  4.                         where e.EmpId == eid
  5.                         select e);

Implementing CompiledQuery

  1. static void Main(string[] args)
  2. {
  3.     using (TestDBEntities ctx = new TestDBEntities())
  4.     {
  5.         var q = myCompiledQuery.Invoke(ctx, 1);
  6.         foreach (var k in q)
  7.         {
  8.             Console.WriteLine(k.FirstName);
  9.         }
  10.     }

Avoid using DTC Transaction

Avoid the use of Windows Distributed Transaction Coordinator with EF. Because performance pays for DTC. There would be cases where you have to use it. So think twice before you implement System.Transactions.TransactionScope. Please refer my blog on it 

Use MergeOptions.NoTracking

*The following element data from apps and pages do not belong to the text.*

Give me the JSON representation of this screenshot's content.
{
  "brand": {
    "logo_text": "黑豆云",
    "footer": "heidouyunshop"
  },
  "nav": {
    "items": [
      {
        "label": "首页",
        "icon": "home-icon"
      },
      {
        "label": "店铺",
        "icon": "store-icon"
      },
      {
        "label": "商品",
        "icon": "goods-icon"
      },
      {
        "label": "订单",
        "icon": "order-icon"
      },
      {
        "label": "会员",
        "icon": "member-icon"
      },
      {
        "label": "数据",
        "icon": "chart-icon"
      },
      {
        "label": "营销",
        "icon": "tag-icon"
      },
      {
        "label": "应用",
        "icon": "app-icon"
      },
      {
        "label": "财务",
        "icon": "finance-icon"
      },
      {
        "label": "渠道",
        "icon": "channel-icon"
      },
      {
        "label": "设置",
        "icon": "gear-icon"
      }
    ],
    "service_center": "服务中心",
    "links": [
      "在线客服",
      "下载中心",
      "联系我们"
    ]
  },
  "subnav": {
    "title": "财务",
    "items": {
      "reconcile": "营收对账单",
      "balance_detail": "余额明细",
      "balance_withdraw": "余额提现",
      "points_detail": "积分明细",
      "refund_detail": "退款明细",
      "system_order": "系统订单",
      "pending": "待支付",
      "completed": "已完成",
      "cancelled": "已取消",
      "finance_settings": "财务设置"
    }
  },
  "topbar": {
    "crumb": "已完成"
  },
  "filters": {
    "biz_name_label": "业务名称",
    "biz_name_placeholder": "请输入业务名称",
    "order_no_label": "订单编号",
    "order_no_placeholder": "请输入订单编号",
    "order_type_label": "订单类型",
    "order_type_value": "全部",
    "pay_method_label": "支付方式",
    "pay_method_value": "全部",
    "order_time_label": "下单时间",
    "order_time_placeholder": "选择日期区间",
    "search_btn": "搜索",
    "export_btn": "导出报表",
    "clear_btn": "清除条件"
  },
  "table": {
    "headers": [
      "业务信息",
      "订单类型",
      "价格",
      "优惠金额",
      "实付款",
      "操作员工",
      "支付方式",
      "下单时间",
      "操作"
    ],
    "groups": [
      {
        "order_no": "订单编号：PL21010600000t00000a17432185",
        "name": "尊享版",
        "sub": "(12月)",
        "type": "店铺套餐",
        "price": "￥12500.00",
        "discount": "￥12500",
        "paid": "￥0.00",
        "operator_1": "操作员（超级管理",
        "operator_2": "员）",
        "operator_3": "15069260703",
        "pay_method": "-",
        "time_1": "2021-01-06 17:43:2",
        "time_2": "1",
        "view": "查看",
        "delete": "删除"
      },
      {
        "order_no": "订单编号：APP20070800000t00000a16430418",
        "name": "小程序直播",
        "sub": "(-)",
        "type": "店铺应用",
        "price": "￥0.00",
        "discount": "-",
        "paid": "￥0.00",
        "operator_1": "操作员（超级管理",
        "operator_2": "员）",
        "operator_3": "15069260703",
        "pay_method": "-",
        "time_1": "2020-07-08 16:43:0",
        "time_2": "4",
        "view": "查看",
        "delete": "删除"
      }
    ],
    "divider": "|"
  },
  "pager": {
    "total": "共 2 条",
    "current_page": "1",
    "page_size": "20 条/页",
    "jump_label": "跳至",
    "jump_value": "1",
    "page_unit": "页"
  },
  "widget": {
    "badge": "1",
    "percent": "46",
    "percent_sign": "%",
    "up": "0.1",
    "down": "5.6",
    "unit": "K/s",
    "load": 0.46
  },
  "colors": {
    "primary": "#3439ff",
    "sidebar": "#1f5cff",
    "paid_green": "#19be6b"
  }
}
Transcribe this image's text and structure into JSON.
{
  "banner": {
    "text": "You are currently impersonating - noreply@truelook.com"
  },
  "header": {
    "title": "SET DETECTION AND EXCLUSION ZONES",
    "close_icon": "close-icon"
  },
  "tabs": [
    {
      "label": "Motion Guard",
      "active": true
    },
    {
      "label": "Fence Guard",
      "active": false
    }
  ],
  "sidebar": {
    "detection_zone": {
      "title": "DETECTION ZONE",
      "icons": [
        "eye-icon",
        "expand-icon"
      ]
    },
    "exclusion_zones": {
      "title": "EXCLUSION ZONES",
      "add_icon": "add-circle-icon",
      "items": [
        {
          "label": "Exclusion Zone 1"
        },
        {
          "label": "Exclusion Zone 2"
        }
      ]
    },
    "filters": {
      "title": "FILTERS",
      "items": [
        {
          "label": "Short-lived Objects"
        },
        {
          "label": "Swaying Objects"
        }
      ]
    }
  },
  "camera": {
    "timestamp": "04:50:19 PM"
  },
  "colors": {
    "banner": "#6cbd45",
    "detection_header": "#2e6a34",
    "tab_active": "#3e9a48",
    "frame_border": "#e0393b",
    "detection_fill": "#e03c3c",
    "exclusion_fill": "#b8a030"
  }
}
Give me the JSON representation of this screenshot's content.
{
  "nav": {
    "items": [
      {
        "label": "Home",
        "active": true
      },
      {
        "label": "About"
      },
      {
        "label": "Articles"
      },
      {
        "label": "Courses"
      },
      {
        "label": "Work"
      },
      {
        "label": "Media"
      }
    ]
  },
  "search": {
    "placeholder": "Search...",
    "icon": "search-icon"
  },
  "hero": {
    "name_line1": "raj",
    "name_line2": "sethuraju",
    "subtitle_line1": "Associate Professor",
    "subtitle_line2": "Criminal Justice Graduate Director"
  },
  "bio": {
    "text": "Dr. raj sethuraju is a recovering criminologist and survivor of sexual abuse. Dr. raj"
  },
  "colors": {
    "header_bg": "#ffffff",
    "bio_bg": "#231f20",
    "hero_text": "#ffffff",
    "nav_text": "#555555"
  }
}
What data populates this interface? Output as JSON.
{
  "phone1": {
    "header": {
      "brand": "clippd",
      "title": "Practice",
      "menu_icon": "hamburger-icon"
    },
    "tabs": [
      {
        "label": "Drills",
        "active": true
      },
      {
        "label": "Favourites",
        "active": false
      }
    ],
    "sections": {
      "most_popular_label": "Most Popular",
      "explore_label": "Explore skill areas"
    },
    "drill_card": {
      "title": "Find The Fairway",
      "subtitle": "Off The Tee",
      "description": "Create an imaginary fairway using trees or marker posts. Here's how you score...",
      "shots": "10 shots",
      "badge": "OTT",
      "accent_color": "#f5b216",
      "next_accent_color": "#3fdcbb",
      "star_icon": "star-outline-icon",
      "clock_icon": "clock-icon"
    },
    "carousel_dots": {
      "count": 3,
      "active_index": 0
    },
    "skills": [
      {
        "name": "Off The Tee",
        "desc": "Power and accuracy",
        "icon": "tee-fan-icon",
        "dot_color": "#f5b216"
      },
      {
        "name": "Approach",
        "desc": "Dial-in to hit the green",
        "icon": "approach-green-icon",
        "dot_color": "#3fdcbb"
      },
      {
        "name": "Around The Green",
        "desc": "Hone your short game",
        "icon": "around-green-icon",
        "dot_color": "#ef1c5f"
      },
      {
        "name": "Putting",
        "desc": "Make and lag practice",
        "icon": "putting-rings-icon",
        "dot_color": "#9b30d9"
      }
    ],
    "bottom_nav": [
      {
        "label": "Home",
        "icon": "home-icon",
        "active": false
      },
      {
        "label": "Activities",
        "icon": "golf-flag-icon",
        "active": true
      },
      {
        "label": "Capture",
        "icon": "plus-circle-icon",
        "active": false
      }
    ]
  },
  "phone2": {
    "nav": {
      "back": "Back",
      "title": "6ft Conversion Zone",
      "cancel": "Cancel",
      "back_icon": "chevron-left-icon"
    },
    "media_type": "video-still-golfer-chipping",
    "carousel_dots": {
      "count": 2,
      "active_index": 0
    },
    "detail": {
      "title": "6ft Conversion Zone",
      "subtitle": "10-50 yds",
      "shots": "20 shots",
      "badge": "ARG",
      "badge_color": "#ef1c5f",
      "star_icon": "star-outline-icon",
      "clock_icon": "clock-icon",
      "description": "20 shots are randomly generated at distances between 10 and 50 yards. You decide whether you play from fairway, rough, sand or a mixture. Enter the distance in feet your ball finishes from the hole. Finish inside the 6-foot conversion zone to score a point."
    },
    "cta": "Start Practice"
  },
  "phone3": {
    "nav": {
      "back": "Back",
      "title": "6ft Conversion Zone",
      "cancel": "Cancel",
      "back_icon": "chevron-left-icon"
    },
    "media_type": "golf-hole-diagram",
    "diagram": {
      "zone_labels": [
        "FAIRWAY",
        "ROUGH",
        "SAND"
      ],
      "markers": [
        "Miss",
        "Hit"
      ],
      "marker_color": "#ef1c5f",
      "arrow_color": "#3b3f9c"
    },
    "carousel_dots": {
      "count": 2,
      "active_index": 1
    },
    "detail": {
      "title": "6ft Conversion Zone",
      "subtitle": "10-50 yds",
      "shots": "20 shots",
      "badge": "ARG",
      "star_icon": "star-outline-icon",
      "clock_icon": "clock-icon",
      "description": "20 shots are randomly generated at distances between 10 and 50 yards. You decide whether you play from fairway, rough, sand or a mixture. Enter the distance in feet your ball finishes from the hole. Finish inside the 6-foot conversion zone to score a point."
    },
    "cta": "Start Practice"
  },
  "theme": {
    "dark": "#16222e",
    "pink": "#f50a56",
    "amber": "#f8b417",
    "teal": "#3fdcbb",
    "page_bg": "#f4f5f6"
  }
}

When simply reading data from database and not modifying it, makes no sense to use the identity management which is default. So you need to switch it off explicitly. So it is always better to set as below while doing read only.

ctx.Emps.MergeOption =




ObjectQuery)q).MergeOption = MergeOption.NoTracking;

Shape the Query - as needed

When I mentioned “shape query” - it means you need to choose when to use Lazy Loading or Immediate Loading. In EF Lazy loading is default enabled while using designer. However you can switch it off.

Immediate Loading: If you are using the loading time of your application to load some user settings you should load of some of the data as well. This would avoid multiple round trips. However, this may be valid for thick client applications. The way to use immediate Loading is to use include method.


dep = from d in ctx.Depts.Include("EmpDepts") select d;

Lazy Loading: Is default enabled if using designer and useful in most of the cases (mainly for WebSites or shared memory) . But you can always change it by setting ctx.ContextOptions.LazyLoadingEnabled = true;

Manage Connection

You should manually open or close connection if you are using SaveChanges() multiple times under same context. Because SaveChanges automatically open and close connection as and when called. Manually opening and closing connection would help you avoid those situations.


Use Pre-Generated View

Using pre-generated view reduces the loading time. For more detailed discussion and how to please refer

By choosing ORM you make your life simple on the other hand you have to pay for it as it uses extra overhead for being layered.